TASK DESCRIPTION: All of the entries should be returned without a single change.

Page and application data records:
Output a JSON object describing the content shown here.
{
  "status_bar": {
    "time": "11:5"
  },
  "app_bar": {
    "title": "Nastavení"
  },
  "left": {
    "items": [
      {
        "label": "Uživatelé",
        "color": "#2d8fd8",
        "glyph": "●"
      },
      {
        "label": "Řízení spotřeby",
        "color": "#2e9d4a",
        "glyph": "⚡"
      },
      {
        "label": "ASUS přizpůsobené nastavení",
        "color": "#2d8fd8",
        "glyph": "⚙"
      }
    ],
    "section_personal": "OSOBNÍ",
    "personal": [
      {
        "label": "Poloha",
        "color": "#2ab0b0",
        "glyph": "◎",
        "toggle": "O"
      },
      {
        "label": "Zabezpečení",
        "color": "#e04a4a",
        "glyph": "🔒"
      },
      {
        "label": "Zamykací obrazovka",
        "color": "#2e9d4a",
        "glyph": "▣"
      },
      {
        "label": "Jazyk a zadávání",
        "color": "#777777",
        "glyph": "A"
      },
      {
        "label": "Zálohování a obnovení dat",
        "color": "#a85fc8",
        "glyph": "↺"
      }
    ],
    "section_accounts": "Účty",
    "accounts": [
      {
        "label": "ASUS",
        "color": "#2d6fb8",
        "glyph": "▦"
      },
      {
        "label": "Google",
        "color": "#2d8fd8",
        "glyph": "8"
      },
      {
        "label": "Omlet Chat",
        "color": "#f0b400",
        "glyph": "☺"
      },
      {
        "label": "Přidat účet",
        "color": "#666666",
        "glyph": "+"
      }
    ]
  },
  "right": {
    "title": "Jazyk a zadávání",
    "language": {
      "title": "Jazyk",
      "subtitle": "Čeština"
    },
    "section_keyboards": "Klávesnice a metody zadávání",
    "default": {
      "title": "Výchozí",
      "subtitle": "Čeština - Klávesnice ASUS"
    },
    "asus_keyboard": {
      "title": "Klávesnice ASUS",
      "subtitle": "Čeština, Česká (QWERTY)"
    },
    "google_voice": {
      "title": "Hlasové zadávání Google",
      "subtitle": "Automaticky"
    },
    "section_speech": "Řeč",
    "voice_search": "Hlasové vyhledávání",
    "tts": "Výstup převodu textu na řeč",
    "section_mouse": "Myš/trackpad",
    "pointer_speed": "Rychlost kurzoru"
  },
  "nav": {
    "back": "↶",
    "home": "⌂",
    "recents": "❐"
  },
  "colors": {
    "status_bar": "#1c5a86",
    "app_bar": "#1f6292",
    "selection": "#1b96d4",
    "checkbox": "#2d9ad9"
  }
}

SOLVED PROBLEM:
Output a JSON object describing the content shown here.
{
  "status_bar": {
    "time": "11:5"
  },
  "app_bar": {
    "title": "Nastavení"
  },
  "left": {
    "items": [
      {
        "label": "Uživatelé",
        "color": "#2d8fd8",
        "glyph": "●"
      },
      {
        "label": "Řízení spotřeby",
        "color": "#2e9d4a",
        "glyph": "⚡"
      },
      {
        "label": "ASUS přizpůsobené nastavení",
        "color": "#2d8fd8",
        "glyph": "⚙"
      }
    ],
    "section_personal": "OSOBNÍ",
    "personal": [
      {
        "label": "Poloha",
        "color": "#2ab0b0",
        "glyph": "◎",
        "toggle": "O"
      },
      {
        "label": "Zabezpečení",
        "color": "#e04a4a",
        "glyph": "🔒"
      },
      {
        "label": "Zamykací obrazovka",
        "color": "#2e9d4a",
        "glyph": "▣"
      },
      {
        "label": "Jazyk a zadávání",
        "color": "#777777",
        "glyph": "A"
      },
      {
        "label": "Zálohování a obnovení dat",
        "color": "#a85fc8",
        "glyph": "↺"
      }
    ],
    "section_accounts": "Účty",
    "accounts": [
      {
        "label": "ASUS",
        "color": "#2d6fb8",
        "glyph": "▦"
      },
      {
        "label": "Google",
        "color": "#2d8fd8",
        "glyph": "8"
      },
      {
        "label": "Omlet Chat",
        "color": "#f0b400",
        "glyph": "☺"
      },
      {
        "label": "Přidat účet",
        "color": "#666666",
        "glyph": "+"
      }
    ]
  },
  "right": {
    "title": "Jazyk a zadávání",
    "language": {
      "title": "Jazyk",
      "subtitle": "Čeština"
    },
    "section_keyboards": "Klávesnice a metody zadávání",
    "default": {
      "title": "Výchozí",
      "subtitle": "Čeština - Klávesnice ASUS"
    },
    "asus_keyboard": {
      "title": "Klávesnice ASUS",
      "subtitle": "Čeština, Česká (QWERTY)"
    },
    "google_voice": {
      "title": "Hlasové zadávání Google",
      "subtitle": "Automaticky"
    },
    "section_speech": "Řeč",
    "voice_search": "Hlasové vyhledávání",
    "tts": "Výstup převodu textu na řeč",
    "section_mouse": "Myš/trackpad",
    "pointer_speed": "Rychlost kurzoru"
  },
  "nav": {
    "back": "↶",
    "home": "⌂",
    "recents": "❐"
  },
  "colors": {
    "status_bar": "#1c5a86",
    "app_bar": "#1f6292",
    "selection": "#1b96d4",
    "checkbox": "#2d9ad9"
  }
}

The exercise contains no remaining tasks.